GM said it would invest any damages it collects in the lawsuit in the United States and use it to create jobs here. 

Not focused on UAW

The lawsuit is based on RICO and the Taft-Hartley Act. RICO stands for racketeering influenced and corrupt organizations. It’s a federal law designed to fight organized crime by granting private plaintiffs an ability to sue for damages suffered as a result of a criminal enterprise. 

Taft-Hartley Act prohibits employers from engaging in bribery, graft, conflict-of-interest payments, and other prohibited transactions with union officials. The act is to ensure union officials are working on behalf of the members. 

“This lawsuit is intended to hold FCA accountable for the harm its actions have caused our company and to ensure a level playing field going forward,” said Glidden.

Glidden said GM’s focus in the lawsuit is on FCA and the former executives.

“We are supportive of the reform efforts the UAW has announced,” said Glidden. “Second, nothing about this lawsuit has anything to do with the recent work stoppage at GM and it will not change” the 2019 contract agreement GM’s 46,000 UAW workers ratified on Oct. 25.

The UAW said it didn’t believe the corruption influenced contracts with FCA.  

“Mr. Iacobelli worked for both FCA and General Motors, and he is currently in prison for his crimes, which include the misuse of Joint Program funds,” UAW Spokesman Brian Rothenberg said in a statement. “As to the collective bargaining agreements negotiated with FCA while Iacobelli was an FCA manager, we are confident that the terms of those contracts were not affected by Iacobelli’s misconduct, nor that of any UAW officials involved in the misuse of Joint Program funds at FCA. Those contracts, which were ultimately ratified by our membership, were negotiated with the involvement of both local and international representatives, and the process had multiple layers of checks and balances to ensure their integrity.

“That said, the fact that these issues can cause doubt about the contracts is regrettable. The UAW leadership is absolutely committed to making whatever changes are necessary to ensure on our end the misconduct that has been uncovered will never happen again.” 
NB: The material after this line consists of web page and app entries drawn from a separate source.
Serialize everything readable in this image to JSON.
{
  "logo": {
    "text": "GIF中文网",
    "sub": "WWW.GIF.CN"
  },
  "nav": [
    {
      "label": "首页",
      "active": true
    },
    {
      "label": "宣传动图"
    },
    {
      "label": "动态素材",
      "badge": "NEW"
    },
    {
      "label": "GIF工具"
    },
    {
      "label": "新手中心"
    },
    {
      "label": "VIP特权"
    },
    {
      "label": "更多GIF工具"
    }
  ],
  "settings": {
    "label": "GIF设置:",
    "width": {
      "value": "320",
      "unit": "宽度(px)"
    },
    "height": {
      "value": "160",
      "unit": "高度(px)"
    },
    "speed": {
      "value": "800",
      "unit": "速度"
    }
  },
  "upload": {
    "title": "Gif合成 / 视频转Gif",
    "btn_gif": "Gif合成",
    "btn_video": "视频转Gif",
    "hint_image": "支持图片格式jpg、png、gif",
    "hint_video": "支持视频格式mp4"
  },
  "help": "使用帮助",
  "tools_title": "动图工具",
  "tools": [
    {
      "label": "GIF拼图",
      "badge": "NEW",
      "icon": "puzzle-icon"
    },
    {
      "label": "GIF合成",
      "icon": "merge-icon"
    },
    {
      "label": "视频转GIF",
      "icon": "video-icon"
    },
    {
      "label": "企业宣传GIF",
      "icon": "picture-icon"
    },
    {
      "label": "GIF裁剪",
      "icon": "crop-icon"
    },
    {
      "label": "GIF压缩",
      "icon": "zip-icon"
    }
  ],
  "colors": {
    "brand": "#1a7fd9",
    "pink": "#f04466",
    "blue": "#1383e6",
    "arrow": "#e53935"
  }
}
GM has been caught up in the widespread scandal. A former UAW vice president and one-time GM board member appears set to plead guilty to charges connected to the federal corruption probe.

Joseph Ashton, who faces two conspiracy charges related to wire fraud and money laundering is scheduled for a plea hearing Dec. 4 before U.S. District Court Judge Bernard Friedman.

In addition, Iacobelli went to work for GM after he retired suddenly from FCA on the eve of 2015 negotiations. GM suspended him in the summer of 2017 when he was charged and fired him late that year. Ashton left the GM board at about the same time Iacobelli was dismissed.

More: Ex-UAW VP, former GM board member Ashton expected to plead guilty in probe next month

More: UAW to sell ex-president’s lavish Up North cabin as part of ethics cleanup

More: UAW President Gary Jones to take leave of absence as corruption investigation escalates

“The events surrounding Mr. Ashton have nothing to do with what’s alleged in this complaint,” said Glidden. “As for Mr. Ashton’s conduct, GM did not have knowledge of his conduct and GM will address the allegation in time.”

GM wants future negotiation free of corruption, added Glidden.

GM said the timing of the lawsuit is not related to the UAW entering the final phase of its contract talks with FCA, which started this week. Also, it is not intended to derail FCA’s planned merger with French-based Groupe PSA. GM relied on the federal government’s investigation in bringing the RICO lawsuit. Glidden said he has not discussed the matter with Ford Motor Co.

“The acts that the federal government has brought out through guilty pleas reveal that there were covert acts,” said Glidden. “We followed that and we’ve done our own due diligence and we think now is the time to bring it forward and recover damages.”

Contact Jamie L. LaReau at 313-222-2149 or jlareau@freepress.com. Follow her on Twitter @jlareauan. Read more on General Motors and sign up for our autos newsletter.

Let’s block ads! (Why?)

Source link